Your goal – Return all lines of the data in which the string "Sales" occurs.

(Records excerpted from a collection)

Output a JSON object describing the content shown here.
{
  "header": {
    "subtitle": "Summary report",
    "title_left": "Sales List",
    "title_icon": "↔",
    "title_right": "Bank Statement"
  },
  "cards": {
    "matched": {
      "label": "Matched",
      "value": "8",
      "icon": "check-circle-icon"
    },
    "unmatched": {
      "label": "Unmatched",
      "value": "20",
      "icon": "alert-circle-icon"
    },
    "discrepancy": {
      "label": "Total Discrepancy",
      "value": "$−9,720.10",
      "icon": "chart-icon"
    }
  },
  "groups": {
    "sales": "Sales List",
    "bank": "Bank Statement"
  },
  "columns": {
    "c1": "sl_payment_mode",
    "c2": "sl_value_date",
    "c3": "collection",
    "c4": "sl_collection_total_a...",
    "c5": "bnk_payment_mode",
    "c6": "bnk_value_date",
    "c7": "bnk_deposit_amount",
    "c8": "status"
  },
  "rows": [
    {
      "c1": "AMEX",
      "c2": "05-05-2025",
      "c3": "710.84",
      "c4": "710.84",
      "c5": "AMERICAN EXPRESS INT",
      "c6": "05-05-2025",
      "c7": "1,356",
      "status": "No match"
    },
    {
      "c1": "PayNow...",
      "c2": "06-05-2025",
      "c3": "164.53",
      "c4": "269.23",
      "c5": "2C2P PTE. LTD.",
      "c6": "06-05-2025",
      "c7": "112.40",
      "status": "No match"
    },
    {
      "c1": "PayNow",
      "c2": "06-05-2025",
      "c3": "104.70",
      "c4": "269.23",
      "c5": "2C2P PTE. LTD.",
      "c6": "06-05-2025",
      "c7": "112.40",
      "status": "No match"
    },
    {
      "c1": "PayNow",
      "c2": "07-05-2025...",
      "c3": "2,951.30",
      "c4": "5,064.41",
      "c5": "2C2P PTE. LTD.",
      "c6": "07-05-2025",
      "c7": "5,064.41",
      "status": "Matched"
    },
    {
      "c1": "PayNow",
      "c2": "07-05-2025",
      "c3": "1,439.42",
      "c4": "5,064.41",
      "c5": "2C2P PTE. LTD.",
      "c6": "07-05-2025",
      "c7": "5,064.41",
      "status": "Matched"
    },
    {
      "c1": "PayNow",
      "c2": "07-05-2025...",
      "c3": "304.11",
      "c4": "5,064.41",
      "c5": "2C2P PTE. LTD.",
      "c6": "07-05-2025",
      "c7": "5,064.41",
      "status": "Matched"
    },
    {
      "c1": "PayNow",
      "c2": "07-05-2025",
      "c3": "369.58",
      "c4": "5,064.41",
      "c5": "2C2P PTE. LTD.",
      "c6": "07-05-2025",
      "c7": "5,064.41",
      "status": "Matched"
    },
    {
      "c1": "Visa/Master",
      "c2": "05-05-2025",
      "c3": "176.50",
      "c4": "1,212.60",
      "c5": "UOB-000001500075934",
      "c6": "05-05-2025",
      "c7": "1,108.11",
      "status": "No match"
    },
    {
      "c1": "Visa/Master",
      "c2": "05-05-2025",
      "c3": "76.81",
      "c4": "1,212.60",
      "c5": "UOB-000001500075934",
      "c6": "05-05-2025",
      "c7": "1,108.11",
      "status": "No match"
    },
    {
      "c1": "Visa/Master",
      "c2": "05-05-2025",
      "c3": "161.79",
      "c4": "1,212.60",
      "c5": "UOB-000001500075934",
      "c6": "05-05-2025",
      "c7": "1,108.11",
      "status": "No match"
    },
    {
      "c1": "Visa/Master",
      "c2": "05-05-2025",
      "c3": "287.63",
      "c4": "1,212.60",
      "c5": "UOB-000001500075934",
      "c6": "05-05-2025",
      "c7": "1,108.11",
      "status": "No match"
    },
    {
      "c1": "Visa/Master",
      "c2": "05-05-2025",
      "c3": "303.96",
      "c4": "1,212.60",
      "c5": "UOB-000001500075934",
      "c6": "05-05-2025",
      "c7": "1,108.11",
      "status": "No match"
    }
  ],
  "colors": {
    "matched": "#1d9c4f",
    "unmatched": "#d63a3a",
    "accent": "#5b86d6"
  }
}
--
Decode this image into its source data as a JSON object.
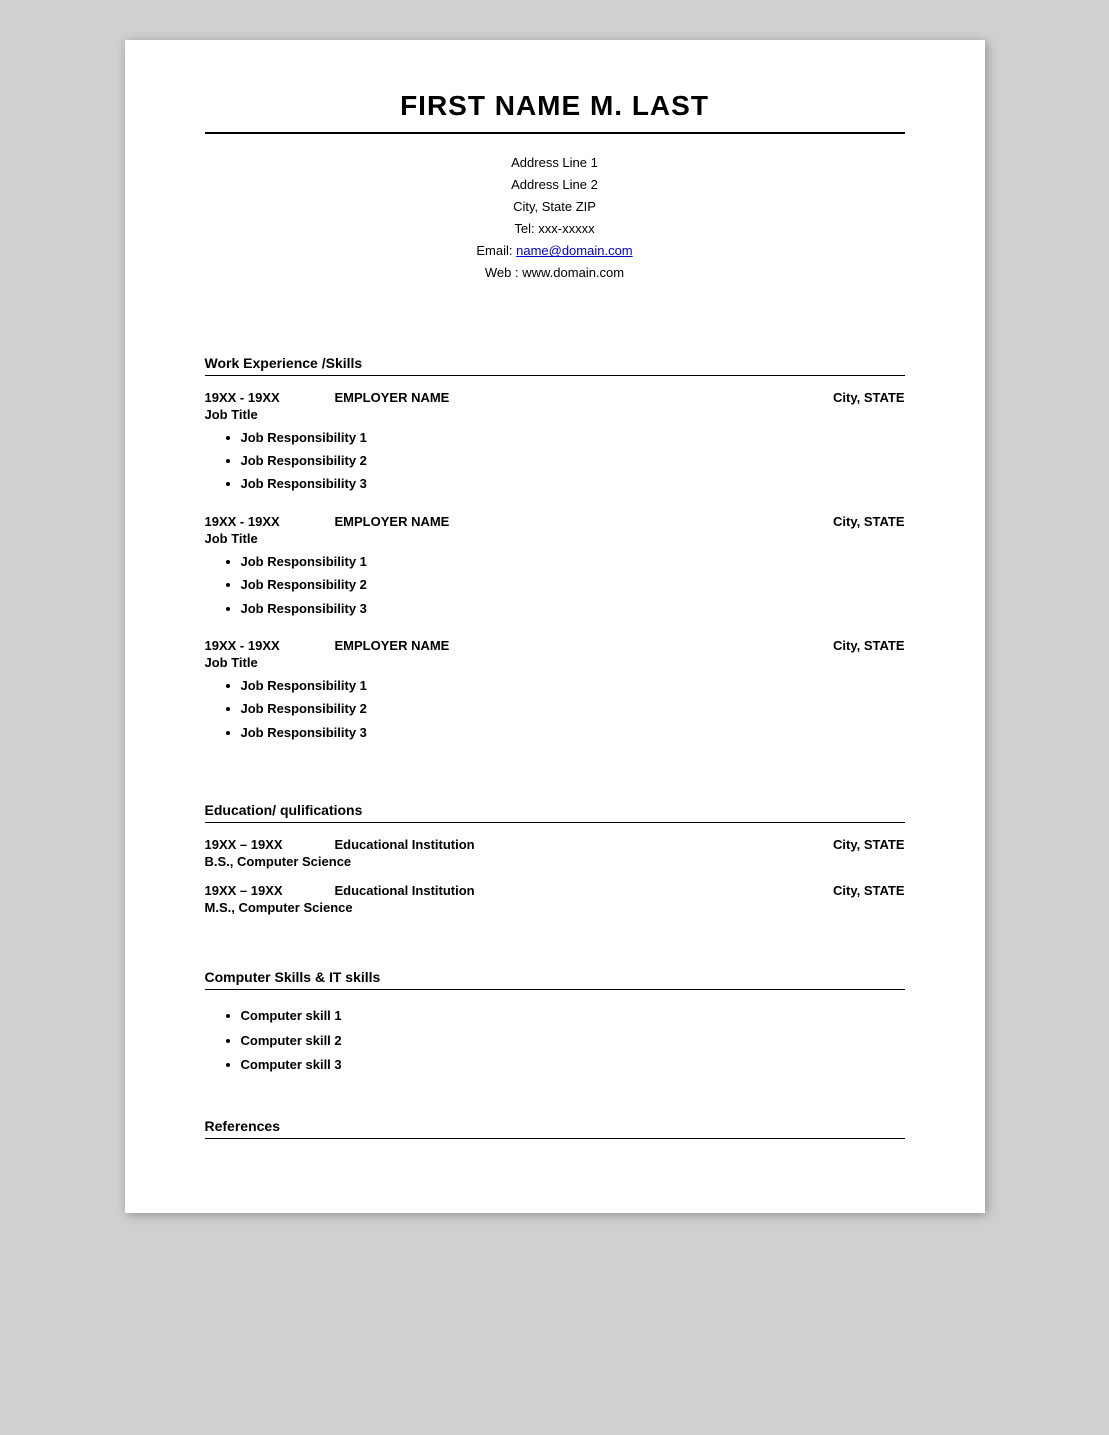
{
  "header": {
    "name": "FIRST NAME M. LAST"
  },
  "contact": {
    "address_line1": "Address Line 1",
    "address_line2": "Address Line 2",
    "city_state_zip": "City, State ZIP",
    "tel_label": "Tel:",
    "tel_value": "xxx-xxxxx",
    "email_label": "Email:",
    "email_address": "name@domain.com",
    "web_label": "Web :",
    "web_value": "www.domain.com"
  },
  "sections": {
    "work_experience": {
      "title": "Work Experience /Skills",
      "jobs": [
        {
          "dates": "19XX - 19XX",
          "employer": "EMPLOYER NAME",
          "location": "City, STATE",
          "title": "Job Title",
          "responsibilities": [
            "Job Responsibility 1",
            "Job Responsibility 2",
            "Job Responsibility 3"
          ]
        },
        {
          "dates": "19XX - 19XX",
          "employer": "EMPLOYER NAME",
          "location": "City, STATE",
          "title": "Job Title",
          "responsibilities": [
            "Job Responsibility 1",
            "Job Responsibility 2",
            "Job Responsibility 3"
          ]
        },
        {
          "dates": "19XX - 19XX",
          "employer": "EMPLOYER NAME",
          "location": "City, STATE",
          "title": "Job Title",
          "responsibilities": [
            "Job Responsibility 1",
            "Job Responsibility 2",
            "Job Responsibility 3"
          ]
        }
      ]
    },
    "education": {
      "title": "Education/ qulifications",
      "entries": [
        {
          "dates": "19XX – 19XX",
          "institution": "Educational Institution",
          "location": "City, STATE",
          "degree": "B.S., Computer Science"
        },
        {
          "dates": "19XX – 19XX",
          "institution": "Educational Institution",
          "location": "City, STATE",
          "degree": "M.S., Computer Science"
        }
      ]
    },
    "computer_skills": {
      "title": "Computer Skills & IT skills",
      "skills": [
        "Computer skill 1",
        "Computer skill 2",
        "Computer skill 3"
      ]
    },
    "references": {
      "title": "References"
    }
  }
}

Response area –
    "title_left": "Sales List",
    "sales": "Sales List",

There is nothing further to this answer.